**INPUT MATERIAL:**
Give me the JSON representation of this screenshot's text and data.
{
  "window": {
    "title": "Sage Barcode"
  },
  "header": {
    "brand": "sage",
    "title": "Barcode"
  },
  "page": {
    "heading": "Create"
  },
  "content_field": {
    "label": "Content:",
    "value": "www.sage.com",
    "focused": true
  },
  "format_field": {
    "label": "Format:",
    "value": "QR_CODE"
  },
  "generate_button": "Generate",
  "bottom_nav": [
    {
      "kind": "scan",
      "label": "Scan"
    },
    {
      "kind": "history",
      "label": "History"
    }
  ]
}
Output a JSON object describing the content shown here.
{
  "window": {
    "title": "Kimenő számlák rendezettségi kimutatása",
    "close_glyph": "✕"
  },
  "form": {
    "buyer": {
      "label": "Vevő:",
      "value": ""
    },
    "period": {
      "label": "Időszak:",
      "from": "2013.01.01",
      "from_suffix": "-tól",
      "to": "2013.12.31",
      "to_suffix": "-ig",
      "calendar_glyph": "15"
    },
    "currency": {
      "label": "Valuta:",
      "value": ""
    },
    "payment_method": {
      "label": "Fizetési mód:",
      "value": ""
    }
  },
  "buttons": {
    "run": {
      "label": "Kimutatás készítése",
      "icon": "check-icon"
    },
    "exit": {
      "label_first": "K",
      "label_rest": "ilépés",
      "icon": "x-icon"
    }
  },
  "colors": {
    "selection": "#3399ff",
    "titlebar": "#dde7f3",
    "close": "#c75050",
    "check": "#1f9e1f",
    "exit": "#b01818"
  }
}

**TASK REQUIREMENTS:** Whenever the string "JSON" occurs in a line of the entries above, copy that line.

**YOUR RESPONSE:**
Give me the JSON representation of this screenshot's text and data.
Output a JSON object describing the content shown here.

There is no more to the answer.